We're far too close to life to see it accurately, aren't we? With noses pressed up against our problems and delights, we need our perceptive artists — such as Chinese playwright Gao Xingjian — to remind us of what's really going on. Like in his vision quest of a play, The Other Shore, which is getting an imaginative and definitive production by Brown University's Sock & Buskin Theatre (through April 12).
We are taken on a journey to the "other shore" of Buddhist metaphor and beyond — your basic search for the meaning of life. Our proxy is Man, played by Chris Smothers, Kai Huang, and Jing Xu, sequentially sharing the same hat, reminding us that we are many different people in the course of our lives. He encounters such stepping stone instructional figures as his Mother (Weiyue Helen Feng) and Father (Matt Bauman); a Zen Master (Sam Yambrovich); and a Mad Woman (Caroline Calkins). Fortunately for us, and for theatrical credibility, Xingjian doesn't pretend to come up with a life solution (uh, isn't that called death?), but rather keeps the Man questioning and questioning.

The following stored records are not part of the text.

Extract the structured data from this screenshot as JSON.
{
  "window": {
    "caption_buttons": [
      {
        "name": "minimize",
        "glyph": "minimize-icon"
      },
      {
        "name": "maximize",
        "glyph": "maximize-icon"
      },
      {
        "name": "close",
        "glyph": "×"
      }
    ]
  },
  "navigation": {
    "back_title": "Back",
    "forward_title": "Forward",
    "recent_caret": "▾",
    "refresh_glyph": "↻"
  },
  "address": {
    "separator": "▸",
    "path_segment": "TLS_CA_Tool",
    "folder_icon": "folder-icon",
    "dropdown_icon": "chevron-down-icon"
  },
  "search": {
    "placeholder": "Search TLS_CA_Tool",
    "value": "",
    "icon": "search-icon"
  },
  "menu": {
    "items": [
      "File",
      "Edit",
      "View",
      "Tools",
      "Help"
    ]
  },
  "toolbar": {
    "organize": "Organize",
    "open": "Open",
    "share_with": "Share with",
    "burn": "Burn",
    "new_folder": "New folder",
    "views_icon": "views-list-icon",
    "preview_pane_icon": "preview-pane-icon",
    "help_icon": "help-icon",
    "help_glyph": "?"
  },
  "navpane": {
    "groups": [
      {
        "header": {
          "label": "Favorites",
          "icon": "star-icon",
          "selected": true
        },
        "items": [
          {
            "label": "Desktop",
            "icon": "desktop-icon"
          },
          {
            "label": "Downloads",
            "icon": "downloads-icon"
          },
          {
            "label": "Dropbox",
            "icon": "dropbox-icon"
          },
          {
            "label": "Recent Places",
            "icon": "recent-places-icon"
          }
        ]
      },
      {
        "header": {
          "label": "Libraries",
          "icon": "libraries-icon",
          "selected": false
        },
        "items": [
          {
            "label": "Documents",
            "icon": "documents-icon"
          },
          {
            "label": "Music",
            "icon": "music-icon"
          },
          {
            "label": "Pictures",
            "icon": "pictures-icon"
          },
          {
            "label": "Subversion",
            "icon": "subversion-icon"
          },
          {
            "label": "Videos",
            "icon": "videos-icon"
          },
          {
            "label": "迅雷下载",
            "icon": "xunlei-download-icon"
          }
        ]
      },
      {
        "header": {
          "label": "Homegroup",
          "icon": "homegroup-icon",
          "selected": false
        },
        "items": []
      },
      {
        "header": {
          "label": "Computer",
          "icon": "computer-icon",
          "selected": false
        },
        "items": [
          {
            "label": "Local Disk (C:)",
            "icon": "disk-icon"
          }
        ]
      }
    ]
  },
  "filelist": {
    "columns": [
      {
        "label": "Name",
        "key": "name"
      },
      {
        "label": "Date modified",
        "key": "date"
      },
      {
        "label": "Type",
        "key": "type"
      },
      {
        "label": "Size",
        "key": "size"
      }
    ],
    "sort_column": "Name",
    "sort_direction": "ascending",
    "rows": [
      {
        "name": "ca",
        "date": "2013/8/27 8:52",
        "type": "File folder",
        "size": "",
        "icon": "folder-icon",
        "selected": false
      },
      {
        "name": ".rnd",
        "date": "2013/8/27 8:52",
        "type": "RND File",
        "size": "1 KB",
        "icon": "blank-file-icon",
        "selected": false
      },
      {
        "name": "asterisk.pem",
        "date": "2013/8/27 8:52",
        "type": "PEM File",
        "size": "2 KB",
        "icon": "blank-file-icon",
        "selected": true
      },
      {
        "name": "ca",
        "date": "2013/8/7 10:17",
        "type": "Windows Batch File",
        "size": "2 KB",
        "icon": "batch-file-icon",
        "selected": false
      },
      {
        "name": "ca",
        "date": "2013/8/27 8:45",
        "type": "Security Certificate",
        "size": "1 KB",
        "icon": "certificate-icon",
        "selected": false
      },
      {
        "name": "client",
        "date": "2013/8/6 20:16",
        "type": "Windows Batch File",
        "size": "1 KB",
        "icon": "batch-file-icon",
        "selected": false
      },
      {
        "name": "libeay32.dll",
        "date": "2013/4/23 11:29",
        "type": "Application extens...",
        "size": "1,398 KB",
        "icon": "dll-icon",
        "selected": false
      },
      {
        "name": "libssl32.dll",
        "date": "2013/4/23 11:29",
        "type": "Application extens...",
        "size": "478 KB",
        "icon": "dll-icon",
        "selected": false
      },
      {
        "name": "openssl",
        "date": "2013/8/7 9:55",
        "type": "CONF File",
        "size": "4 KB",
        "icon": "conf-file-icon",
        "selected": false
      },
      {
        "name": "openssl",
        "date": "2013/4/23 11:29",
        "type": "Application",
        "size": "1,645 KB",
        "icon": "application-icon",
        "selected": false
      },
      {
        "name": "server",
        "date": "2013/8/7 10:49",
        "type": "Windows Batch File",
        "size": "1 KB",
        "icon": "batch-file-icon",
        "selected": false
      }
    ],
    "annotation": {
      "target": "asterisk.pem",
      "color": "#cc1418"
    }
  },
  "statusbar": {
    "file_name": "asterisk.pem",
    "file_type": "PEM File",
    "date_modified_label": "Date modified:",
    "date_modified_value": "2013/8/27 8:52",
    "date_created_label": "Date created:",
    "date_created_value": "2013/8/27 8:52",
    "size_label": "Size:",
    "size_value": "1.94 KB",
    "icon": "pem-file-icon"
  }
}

This is a play that could wander all over the map, but director Kym Moore knows how to use a compass. Even if we don't know where it's heading all the time, we know where we are as she keeps things clear. For example, her framing device is to have a lengthy pre-show in which the 13 actors just hang out, sometimes doing acting exercises, sometimes just chatting; correspondingly, at the end they revert to just being themselves, casually conversing as they drift off and away. In other words, this play is just another way of playing and acting, in the larger sense, we do over the course of our lives.
Oh, it's not as dry as all that. The production has lots of juice, plenty of entertaining moments and interesting images. It begins with them playing with long strips of cloth, learning that any tool can be used to bind people together in different ways or to hold them apart. At the opening, they are mute creatures who have to be taught to speak. Their profit from it, as Caliban said, is to learn to curse — and to discover various ways to blame their benefactor/instructor (Jenna Horton) for their newfound communication conflicts.
As in any good staging, plenty is conveyed visually. One example I particularly liked was having the Man (Smothers) walk a stretch of rubber bungee cord (don't worry, it's just a few feet off the ground) as a brief reminder of how casually precarious our everyday rambles are. What made the action marvelous was that a variation was reprised as the play's closing image: this time he is reclining, using it as a hammock with one foot on the floor, his situation fraught even in sleep. Marvelous.
Perhaps I'm wrong, but I don't think that a Western playwright coming up with this very work would be able to get it into a major theater or even earn it much critical acceptance. Undergraduate creative writing majors are still retreading the 15th-century Everyman onstage and countless Bildungsromans of extended adolescence. It's not that we're more sophisticated in the West, just that we very much want to be.
Although multi-mode writer Xingjian moved to Paris in his college years, the output of this 2000 Nobel laureate for literature has always had its collective heart in mainland China. Because of political repression and Thought Police apprehension, the quietly urgent seeking of The Other Shore should remain appreciated there for the foreseeable future. In 1986, when the then-46-year-old Xingjian completed the play, its scheduled Beijing production was canceled by the government, though it eventually was staged in Taiwan and Hong Kong. This was three years before Tiananmen Square, and the government frowned upon even such vague casting-about for personal answers.
It's not that we no longer have need for such existential questing, though. I may be jaded, but many may find the journey of The Other Shore perfectly invigorating, especially in this energetic production. In not having us arrive at Answer Land, this play keeps us firmly planted in a fascinating and far more honest place — the here and now.